Contributory negligence and comparative responsibility are legal doctrines used when determining fault in a car accident claim. These principles determine how much compensation drivers who file insurance claims can receive for damages resulting from a car accident.
What Are the Differences Between Contributory Negligence and Comparative Responsibility?
Understanding the difference between contributory negligence and comparative responsibility in a car accident claim are important.
Comparative responsibility (also known as comparative fault) allows a driver to receive compensation, even if the driver may have had some fault in causing the accident.
On the other hand, contributory negligence does not allow an injured driver to recover damages if the driver’s negligence contributed to the car accident in any way—even if the driver was found 1 percent at fault for causing the accident.
Because of the complications these legal doctrines can bring to a car injury accident case, speak to a car accident lawyer before filing an injury claim.

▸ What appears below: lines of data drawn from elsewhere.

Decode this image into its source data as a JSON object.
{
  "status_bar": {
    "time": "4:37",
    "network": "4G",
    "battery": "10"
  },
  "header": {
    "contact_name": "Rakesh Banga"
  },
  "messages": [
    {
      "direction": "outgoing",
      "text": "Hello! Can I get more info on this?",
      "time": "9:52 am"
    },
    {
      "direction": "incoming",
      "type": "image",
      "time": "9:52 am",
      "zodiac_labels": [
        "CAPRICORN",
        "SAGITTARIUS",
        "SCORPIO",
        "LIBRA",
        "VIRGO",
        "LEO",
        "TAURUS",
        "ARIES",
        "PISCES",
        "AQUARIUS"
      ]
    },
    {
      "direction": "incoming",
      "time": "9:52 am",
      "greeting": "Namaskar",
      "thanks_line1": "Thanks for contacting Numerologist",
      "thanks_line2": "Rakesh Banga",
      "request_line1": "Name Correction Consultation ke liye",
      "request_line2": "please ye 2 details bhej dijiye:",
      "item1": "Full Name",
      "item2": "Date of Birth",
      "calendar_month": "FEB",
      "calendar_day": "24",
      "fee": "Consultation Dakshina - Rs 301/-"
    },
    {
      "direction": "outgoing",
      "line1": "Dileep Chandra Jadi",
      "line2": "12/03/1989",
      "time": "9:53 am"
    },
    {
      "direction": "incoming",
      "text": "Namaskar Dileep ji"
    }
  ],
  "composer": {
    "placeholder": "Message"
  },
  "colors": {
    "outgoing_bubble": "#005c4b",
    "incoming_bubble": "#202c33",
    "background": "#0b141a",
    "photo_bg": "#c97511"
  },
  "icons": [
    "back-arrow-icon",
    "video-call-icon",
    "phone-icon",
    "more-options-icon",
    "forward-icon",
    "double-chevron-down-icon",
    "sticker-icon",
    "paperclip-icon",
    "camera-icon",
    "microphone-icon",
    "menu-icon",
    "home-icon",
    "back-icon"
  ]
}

If an insurance company applies either doctrine to your claim, you may get a reduced amount of compensation or none at all.
How Does Contributory Negligence Prevent a Driver from Receiving Compensation?
This “all-or-nothing” legal doctrine presumes that the injured driver, called the “plaintiff” in a personal injury claim, did not exercise reasonable care to avoid contributing to the accident. In other words, contributory negligence contends the plaintiff joined in with the other driver’s negligence to cause the plaintiff’s injury.
For example, if your signal light turned green and you started driving through an intersection while reading a text message, and you failed to see a car that ran a red light, and an accident occurred, you would not be able to recover damages. Distracted driving contributed to the accident. Contributory negligence may prevent you from recovering damages if you suffered injuries in the accident.
Does Comparative Responsibility Prevent Drivers from Receiving Compensation?
It depends on the type of comparative responsibility applied to a car wreck. For instance, modified comparative responsibility has a “50-percent rule.” This rule allows plaintiffs who are 49 percent or less at fault for contributing to an accident to recover damages. If the plaintiff is 50 percent or more at fault for causing an accident, the plaintiff cannot recover compensation.
Some states used “pure comparative responsibility” which does not bar a plaintiff from receiving damages regardless of that plaintiff’s percentage of fault. However, the plaintiff’s damages reduce by the plaintiff’s degree of fault. For instance, a plaintiff with $30,000 in damages who is 90 percent at fault for an accident can still recover $3,000 in damages.
Which Legal Doctrine Does Tennessee Use in Car Accidents?
Tennessee uses a modified comparative responsibility system where drivers can recover damages if they are 49 percent or less at fault for causing an accident. For example, if damages from your car wreck totaled $60,000, but you were 20 percent at fault for the crash, your damages would be $12,000 or 20 percent. This means you would receive $48,000 for your damages.
Who Determines a Driver’s Percentage of Fault in a Tennessee Accident?
Insurance companies can determine percentages of fault. If an insurance claim cannot be settled, the injured driver may file a lawsuit and take the matter to court. In this instance, a judge or a jury will determine a driver’s percentage of fault in an accident.
Since Tennessee is a “fault state” when it comes to car accidents, the party found responsible for a car wreck-and the party’s auto insurance company—must pay for damages resulting from the crash.
Will I Be Assigned a Percentage of Fault If I Was Injured but Did Not Cause the Accident?
If you believe you did not cause an accident, you must show that the other driver’s negligence caused the crash that resulted in your injuries. You can do this by collecting evidence, such as a police report of the crash, a surveillance video of the crash, and eyewitness statements.
The car accident lawyers at the Law Offices of Ogle, Elrod & Baril PLLC can help you build a strong claim by collecting evidence that holds the other driver legally liable for your injuries and other damages. Without proof of negligence and the driver admitting fault for the crash, you may not receive compensation for your damages.
Let Us Help You Recover the Compensation You Deserve from an Accident
The Law Offices of Ogle, Elrod & Baril PLLC handles all aspects of insurance claims. We can file an injury claim on your behalf and negotiate a settlement with the insurance company.
We work on a contingency basis in car accident cases. This means that you do not pay us unless we win compensation in your case. For a free legal consultation with one of our car accident lawyers, call us today at 1-865-546-1111.